to end the regular season.
There is a bit more than just stubbornness with this pick, as
I decided to use a bit of strategy that I typically use in fantasy
baseball. For lack of a better term, I look for players who are
due for a bounce back or slump-busting game after struggling in
recent weeks. In baseball, I look for talented players coming
off a few 0-4 games who have an advantageous matchup against a
terrible pitcher. The concept with football is similar, however,
due do the shortness of the NFL season you can look for one or
two bad games from which the player could break out.
With the case of Ben and his terrible game against Baltimore
in week 16, I chalked that up to an anomaly and excellent scheming
by the Ravens coaching staff. I decided to bet on the Steelers
avoiding back-to-back offensive struggles against division rivals,
even if that meant having Ben drop another five point turd. Luckily
my assumption was correct and Ben gave me top tier production.
I opted to allocate a significant amount of my salary to expensive
wide receivers, leaving me with a small budget to spend on running
backs. Hightowerís emergence as a viable tailback mixed
with a nice matchup against the Falcons and a $5,500 price tag
seemed like a nice play for a cheap backfield.
Bell was a complete shot in the dark based on a feeling he would
post his third consecutive week with a rushing touchdown. This
was not a volume play, which is typically what I look for in cash
games and multipliers, but I decided to go with my gut. Although
he didnít score, he did manage nearly eight points, which
isnít terrible for a $3,600 second running back with an
ownership percentage of .2%.
Hightower cashed in with 120 total yards and a score for 21 fantasy
points. Considering my recent struggles at picking expensive backs
who underperform, I was pleased to get nearly 30 from two guys
who cost $9,100 combined.
I closed out the regular season with my best showing at wide
receiver, as Brown, Decker, and Thomas combined for 81 points,
with the former posting a ridiculous 39 points on 187 receiving
yards and one touchdown.
I decided that I was going to give Ben a shot, it only made sense
to double up with Brown as well. The Decker play was based on
the fact that he entered the game catching a touchdown in his
previous three contests, and the probability of him continuing
that streak seemed high. After a terrible first half without much
action, Decker responded with one touchdown and 50 yards on five
catches. Exactly the type of production you are looking for in
cash games like this one.
Of all of my picks this week, the one that made me the most uncomfortable
was using $6,700 on Thomas against the Chargers.

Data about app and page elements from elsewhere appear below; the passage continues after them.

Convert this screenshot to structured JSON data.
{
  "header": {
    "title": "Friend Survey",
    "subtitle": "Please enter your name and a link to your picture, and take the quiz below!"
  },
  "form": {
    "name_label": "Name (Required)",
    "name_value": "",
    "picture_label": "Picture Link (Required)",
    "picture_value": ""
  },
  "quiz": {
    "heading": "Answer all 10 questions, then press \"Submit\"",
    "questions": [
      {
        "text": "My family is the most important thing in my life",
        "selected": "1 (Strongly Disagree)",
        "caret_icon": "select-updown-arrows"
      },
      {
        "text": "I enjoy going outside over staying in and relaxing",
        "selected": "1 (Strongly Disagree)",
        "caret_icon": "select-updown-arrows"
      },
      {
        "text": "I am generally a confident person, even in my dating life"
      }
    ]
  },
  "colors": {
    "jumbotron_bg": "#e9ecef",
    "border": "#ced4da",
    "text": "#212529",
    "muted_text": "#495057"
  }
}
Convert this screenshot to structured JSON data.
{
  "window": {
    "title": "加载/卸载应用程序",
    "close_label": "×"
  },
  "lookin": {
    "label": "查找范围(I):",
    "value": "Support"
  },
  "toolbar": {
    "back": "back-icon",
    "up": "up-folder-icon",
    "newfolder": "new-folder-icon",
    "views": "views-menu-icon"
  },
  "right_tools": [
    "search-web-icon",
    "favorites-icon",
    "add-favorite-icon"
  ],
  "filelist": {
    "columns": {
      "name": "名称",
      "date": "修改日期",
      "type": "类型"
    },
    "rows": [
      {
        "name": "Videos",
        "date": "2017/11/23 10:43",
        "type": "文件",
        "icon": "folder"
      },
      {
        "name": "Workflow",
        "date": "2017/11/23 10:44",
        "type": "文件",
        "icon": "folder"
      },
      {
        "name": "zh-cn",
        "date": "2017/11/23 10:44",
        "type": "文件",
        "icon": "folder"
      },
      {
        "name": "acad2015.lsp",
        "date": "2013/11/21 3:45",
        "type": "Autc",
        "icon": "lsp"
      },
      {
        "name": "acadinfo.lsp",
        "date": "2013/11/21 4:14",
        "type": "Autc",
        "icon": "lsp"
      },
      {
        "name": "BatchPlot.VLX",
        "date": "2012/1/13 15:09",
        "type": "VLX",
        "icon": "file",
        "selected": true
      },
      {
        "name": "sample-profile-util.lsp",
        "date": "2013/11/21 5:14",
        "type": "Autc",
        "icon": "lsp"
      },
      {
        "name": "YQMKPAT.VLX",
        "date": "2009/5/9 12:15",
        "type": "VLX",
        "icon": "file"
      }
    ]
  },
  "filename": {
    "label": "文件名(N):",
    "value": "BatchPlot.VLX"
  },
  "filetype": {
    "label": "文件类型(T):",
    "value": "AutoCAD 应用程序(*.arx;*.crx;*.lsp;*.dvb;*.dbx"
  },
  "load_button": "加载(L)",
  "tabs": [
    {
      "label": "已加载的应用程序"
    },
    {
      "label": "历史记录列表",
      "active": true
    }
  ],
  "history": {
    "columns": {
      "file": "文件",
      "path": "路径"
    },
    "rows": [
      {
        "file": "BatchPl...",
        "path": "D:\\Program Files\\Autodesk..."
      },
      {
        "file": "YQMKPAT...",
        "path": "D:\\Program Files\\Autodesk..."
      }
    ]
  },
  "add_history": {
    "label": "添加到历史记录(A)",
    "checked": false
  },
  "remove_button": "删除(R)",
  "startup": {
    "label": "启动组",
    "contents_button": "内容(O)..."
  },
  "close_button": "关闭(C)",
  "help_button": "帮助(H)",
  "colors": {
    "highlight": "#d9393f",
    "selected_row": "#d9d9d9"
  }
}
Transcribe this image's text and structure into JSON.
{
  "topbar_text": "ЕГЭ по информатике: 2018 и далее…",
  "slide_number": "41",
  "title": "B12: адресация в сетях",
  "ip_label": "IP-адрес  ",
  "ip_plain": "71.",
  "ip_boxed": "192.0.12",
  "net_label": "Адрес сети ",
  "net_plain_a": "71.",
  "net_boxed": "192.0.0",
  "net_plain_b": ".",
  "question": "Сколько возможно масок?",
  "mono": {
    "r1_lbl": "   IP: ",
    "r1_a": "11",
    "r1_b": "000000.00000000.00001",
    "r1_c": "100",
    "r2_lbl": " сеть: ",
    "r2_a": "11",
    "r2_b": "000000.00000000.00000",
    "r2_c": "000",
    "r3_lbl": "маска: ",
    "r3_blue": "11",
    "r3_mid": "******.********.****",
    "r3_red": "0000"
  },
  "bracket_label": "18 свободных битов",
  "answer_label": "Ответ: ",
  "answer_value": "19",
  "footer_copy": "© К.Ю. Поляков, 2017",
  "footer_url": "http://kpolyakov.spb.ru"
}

I liked the fact
that DT secured 22 catches in his previous three games and two
touchdowns against the Raiders, but he has had an up and down
year and could easily give me a stinker. One 72-yard TD pass to
open the game, and I was well positioned to place in the money
in the contest.
Death, taxes, and Zach Ertz posting ridiculous numbers to close
out the season. Last season he caught 15 balls Week 16 against
the Redskins, and he repeated the feat this year with 13 catches
for 122 yards against Washington. At a mere $3600 on DraftKings,
Ertz was a no-brainer upside play for owners looking for cheap
production from the tight end position. 45 percent of owners agreed
with the logic, and we were rewarded with 27.2 points.
As diehard 49ers fan I have had the displeasure of watching numerous
small and speedy wide receivers like Tyler Lockett beat the San
Francisco defense deep on big plays. The assumption here was that
Austin would either beat the Niners on an end around for a score
or a deep pass. Neither came to fruition, however, Austin did
give me 62 total yards and six catches, making his selection as
a flex not a terrible play. Not great, but decent double digit
Defense: Bengals Points: 6
As you might have picked up over the course of this season, I
am not a very good prognosticator when it comes to selecting fantasy
defenses. I rarely get burned for a goose egg, but picking the
top defensive play has not been my forte. The Bengals gave me
two picks and a sack, but they failed to give me a pick-six that
I thought might come from the hapless Ravens.